Every record is to be printed exactly as it appears.

=== Begin Enclosure ===

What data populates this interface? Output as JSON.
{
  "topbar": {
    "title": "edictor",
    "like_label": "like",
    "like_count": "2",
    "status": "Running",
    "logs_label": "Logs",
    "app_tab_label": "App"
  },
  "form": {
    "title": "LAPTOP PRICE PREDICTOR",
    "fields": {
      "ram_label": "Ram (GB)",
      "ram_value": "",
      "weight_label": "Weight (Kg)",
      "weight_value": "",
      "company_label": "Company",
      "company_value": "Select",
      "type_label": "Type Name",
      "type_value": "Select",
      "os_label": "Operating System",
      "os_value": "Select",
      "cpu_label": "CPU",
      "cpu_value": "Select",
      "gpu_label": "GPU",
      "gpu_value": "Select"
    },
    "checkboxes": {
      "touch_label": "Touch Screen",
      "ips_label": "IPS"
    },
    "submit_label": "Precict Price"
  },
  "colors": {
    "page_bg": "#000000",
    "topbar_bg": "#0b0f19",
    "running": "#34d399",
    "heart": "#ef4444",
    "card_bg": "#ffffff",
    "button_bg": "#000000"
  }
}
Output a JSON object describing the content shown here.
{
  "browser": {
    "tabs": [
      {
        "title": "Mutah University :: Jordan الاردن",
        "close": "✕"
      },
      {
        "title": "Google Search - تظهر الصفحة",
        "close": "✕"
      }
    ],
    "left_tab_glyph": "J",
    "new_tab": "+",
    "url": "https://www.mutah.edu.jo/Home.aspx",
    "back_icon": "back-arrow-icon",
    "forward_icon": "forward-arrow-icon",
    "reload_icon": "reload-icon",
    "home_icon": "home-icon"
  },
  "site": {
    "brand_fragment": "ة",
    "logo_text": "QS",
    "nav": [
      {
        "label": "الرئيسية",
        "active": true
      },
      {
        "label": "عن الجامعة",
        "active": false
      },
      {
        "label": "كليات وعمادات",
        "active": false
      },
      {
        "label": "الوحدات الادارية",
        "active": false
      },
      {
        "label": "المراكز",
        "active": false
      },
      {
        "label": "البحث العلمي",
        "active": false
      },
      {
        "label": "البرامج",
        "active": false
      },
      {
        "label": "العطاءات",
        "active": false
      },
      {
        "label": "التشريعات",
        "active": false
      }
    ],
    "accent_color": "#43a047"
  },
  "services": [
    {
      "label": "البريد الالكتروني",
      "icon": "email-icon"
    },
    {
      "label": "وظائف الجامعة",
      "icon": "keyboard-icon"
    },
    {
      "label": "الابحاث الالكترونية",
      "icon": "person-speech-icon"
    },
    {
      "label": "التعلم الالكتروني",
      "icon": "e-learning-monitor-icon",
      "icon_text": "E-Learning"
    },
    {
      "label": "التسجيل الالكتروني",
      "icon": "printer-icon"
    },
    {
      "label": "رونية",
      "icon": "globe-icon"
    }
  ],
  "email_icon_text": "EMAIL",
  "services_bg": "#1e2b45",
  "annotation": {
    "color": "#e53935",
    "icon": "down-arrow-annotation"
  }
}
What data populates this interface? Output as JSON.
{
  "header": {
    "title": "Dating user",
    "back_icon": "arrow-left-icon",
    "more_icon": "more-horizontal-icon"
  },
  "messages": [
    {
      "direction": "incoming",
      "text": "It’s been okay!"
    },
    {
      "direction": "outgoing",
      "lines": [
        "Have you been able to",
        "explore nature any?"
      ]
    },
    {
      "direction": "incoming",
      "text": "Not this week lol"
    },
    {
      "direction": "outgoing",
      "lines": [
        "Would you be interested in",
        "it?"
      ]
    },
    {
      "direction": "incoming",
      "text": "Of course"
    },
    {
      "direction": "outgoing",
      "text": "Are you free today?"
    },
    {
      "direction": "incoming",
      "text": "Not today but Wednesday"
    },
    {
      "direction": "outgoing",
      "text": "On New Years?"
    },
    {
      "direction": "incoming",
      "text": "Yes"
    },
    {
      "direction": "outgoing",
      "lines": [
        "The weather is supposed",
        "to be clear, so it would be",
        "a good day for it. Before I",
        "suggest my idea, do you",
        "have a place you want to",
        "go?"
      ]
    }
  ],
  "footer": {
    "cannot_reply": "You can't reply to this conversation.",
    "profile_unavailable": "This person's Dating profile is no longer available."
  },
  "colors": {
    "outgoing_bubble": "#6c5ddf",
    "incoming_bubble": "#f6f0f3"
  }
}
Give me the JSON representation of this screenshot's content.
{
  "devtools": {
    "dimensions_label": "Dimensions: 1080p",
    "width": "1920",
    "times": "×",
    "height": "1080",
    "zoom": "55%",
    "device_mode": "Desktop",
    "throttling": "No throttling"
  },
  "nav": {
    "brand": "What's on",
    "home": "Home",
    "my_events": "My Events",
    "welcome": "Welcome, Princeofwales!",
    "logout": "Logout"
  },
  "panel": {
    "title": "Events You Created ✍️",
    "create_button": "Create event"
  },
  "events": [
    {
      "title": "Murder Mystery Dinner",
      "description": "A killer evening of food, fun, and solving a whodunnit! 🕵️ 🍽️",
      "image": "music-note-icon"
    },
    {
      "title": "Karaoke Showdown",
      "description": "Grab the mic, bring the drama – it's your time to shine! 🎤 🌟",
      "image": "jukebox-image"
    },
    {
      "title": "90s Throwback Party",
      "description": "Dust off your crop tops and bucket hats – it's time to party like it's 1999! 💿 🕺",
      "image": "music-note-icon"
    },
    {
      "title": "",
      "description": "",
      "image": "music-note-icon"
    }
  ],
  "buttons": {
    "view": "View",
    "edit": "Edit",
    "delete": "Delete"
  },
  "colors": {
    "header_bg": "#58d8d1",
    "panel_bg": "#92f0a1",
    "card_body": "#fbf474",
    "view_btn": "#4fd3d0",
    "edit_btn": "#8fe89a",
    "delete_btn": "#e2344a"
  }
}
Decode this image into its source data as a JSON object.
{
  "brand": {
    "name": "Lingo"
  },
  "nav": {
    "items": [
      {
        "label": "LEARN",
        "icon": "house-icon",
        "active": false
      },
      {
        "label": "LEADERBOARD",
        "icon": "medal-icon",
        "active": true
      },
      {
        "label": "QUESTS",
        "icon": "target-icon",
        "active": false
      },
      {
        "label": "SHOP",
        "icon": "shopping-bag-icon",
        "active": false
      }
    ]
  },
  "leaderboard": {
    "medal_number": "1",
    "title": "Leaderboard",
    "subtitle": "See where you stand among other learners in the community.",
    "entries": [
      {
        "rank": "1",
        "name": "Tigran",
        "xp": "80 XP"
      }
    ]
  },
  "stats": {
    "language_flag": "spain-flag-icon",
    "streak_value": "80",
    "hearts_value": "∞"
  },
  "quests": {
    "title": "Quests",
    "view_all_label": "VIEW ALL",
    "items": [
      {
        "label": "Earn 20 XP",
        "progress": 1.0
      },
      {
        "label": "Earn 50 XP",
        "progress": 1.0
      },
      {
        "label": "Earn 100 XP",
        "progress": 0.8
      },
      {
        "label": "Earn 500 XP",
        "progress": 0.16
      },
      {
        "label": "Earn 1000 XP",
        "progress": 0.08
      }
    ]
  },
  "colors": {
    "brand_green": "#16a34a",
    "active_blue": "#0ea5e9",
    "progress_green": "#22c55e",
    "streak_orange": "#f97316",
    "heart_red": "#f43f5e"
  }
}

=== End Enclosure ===

§ **Answer box**:
What data populates this interface? Output as JSON.
{
  "topbar": {
    "title": "edictor",
    "like_label": "like",
    "like_count": "2",
    "status": "Running",
    "logs_label": "Logs",
    "app_tab_label": "App"
  },
  "form": {
    "title": "LAPTOP PRICE PREDICTOR",
    "fields": {
      "ram_label": "Ram (GB)",
      "ram_value": "",
      "weight_label": "Weight (Kg)",
      "weight_value": "",
      "company_label": "Company",
      "company_value": "Select",
      "type_label": "Type Name",
      "type_value": "Select",
      "os_label": "Operating System",
      "os_value": "Select",
      "cpu_label": "CPU",
      "cpu_value": "Select",
      "gpu_label": "GPU",
      "gpu_value": "Select"
    },
    "checkboxes": {
      "touch_label": "Touch Screen",
      "ips_label": "IPS"
    },
    "submit_label": "Precict Price"
  },
  "colors": {
    "page_bg": "#000000",
    "topbar_bg": "#0b0f19",
    "running": "#34d399",
    "heart": "#ef4444",
    "card_bg": "#ffffff",
    "button_bg": "#000000"
  }
}
Output a JSON object describing the content shown here.
{
  "browser": {
    "tabs": [
      {
        "title": "Mutah University :: Jordan الاردن",
        "close": "✕"
      },
      {
        "title": "Google Search - تظهر الصفحة",
        "close": "✕"
      }
    ],
    "left_tab_glyph": "J",
    "new_tab": "+",
    "url": "https://www.mutah.edu.jo/Home.aspx",
    "back_icon": "back-arrow-icon",
    "forward_icon": "forward-arrow-icon",
    "reload_icon": "reload-icon",
    "home_icon": "home-icon"
  },
  "site": {
    "brand_fragment": "ة",
    "logo_text": "QS",
    "nav": [
      {
        "label": "الرئيسية",
        "active": true
      },
      {
        "label": "عن الجامعة",
        "active": false
      },
      {
        "label": "كليات وعمادات",
        "active": false
      },
      {
        "label": "الوحدات الادارية",
        "active": false
      },
      {
        "label": "المراكز",
        "active": false
      },
      {
        "label": "البحث العلمي",
        "active": false
      },
      {
        "label": "البرامج",
        "active": false
      },
      {
        "label": "العطاءات",
        "active": false
      },
      {
        "label": "التشريعات",
        "active": false
      }
    ],
    "accent_color": "#43a047"
  },
  "services": [
    {
      "label": "البريد الالكتروني",
      "icon": "email-icon"
    },
    {
      "label": "وظائف الجامعة",
      "icon": "keyboard-icon"
    },
    {
      "label": "الابحاث الالكترونية",
      "icon": "person-speech-icon"
    },
    {
      "label": "التعلم الالكتروني",
      "icon": "e-learning-monitor-icon",
      "icon_text": "E-Learning"
    },
    {
      "label": "التسجيل الالكتروني",
      "icon": "printer-icon"
    },
    {
      "label": "رونية",
      "icon": "globe-icon"
    }
  ],
  "email_icon_text": "EMAIL",
  "services_bg": "#1e2b45",
  "annotation": {
    "color": "#e53935",
    "icon": "down-arrow-annotation"
  }
}
What data populates this interface? Output as JSON.
{
  "header": {
    "title": "Dating user",
    "back_icon": "arrow-left-icon",
    "more_icon": "more-horizontal-icon"
  },
  "messages": [
    {
      "direction": "incoming",
      "text": "It’s been okay!"
    },
    {
      "direction": "outgoing",
      "lines": [
        "Have you been able to",
        "explore nature any?"
      ]
    },
    {
      "direction": "incoming",
      "text": "Not this week lol"
    },
    {
      "direction": "outgoing",
      "lines": [
        "Would you be interested in",
        "it?"
      ]
    },
    {
      "direction": "incoming",
      "text": "Of course"
    },
    {
      "direction": "outgoing",
      "text": "Are you free today?"
    },
    {
      "direction": "incoming",
      "text": "Not today but Wednesday"
    },
    {
      "direction": "outgoing",
      "text": "On New Years?"
    },
    {
      "direction": "incoming",
      "text": "Yes"
    },
    {
      "direction": "outgoing",
      "lines": [
        "The weather is supposed",
        "to be clear, so it would be",
        "a good day for it. Before I",
        "suggest my idea, do you",
        "have a place you want to",
        "go?"
      ]
    }
  ],
  "footer": {
    "cannot_reply": "You can't reply to this conversation.",
    "profile_unavailable": "This person's Dating profile is no longer available."
  },
  "colors": {
    "outgoing_bubble": "#6c5ddf",
    "incoming_bubble": "#f6f0f3"
  }
}
Give me the JSON representation of this screenshot's content.
{
  "devtools": {
    "dimensions_label": "Dimensions: 1080p",
    "width": "1920",
    "times": "×",
    "height": "1080",
    "zoom": "55%",
    "device_mode": "Desktop",
    "throttling": "No throttling"
  },
  "nav": {
    "brand": "What's on",
    "home": "Home",
    "my_events": "My Events",
    "welcome": "Welcome, Princeofwales!",
    "logout": "Logout"
  },
  "panel": {
    "title": "Events You Created ✍️",
    "create_button": "Create event"
  },
  "events": [
    {
      "title": "Murder Mystery Dinner",
      "description": "A killer evening of food, fun, and solving a whodunnit! 🕵️ 🍽️",
      "image": "music-note-icon"
    },
    {
      "title": "Karaoke Showdown",
      "description": "Grab the mic, bring the drama – it's your time to shine! 🎤 🌟",
      "image": "jukebox-image"
    },
    {
      "title": "90s Throwback Party",
      "description": "Dust off your crop tops and bucket hats – it's time to party like it's 1999! 💿 🕺",
      "image": "music-note-icon"
    },
    {
      "title": "",
      "description": "",
      "image": "music-note-icon"
    }
  ],
  "buttons": {
    "view": "View",
    "edit": "Edit",
    "delete": "Delete"
  },
  "colors": {
    "header_bg": "#58d8d1",
    "panel_bg": "#92f0a1",
    "card_body": "#fbf474",
    "view_btn": "#4fd3d0",
    "edit_btn": "#8fe89a",
    "delete_btn": "#e2344a"
  }
}
Decode this image into its source data as a JSON object.
{
  "brand": {
    "name": "Lingo"
  },
  "nav": {
    "items": [
      {
        "label": "LEARN",
        "icon": "house-icon",
        "active": false
      },
      {
        "label": "LEADERBOARD",
        "icon": "medal-icon",
        "active": true
      },
      {
        "label": "QUESTS",
        "icon": "target-icon",
        "active": false
      },
      {
        "label": "SHOP",
        "icon": "shopping-bag-icon",
        "active": false
      }
    ]
  },
  "leaderboard": {
    "medal_number": "1",
    "title": "Leaderboard",
    "subtitle": "See where you stand among other learners in the community.",
    "entries": [
      {
        "rank": "1",
        "name": "Tigran",
        "xp": "80 XP"
      }
    ]
  },
  "stats": {
    "language_flag": "spain-flag-icon",
    "streak_value": "80",
    "hearts_value": "∞"
  },
  "quests": {
    "title": "Quests",
    "view_all_label": "VIEW ALL",
    "items": [
      {
        "label": "Earn 20 XP",
        "progress": 1.0
      },
      {
        "label": "Earn 50 XP",
        "progress": 1.0
      },
      {
        "label": "Earn 100 XP",
        "progress": 0.8
      },
      {
        "label": "Earn 500 XP",
        "progress": 0.16
      },
      {
        "label": "Earn 1000 XP",
        "progress": 0.08
      }
    ]
  },
  "colors": {
    "brand_green": "#16a34a",
    "active_blue": "#0ea5e9",
    "progress_green": "#22c55e",
    "streak_orange": "#f97316",
    "heart_red": "#f43f5e"
  }
}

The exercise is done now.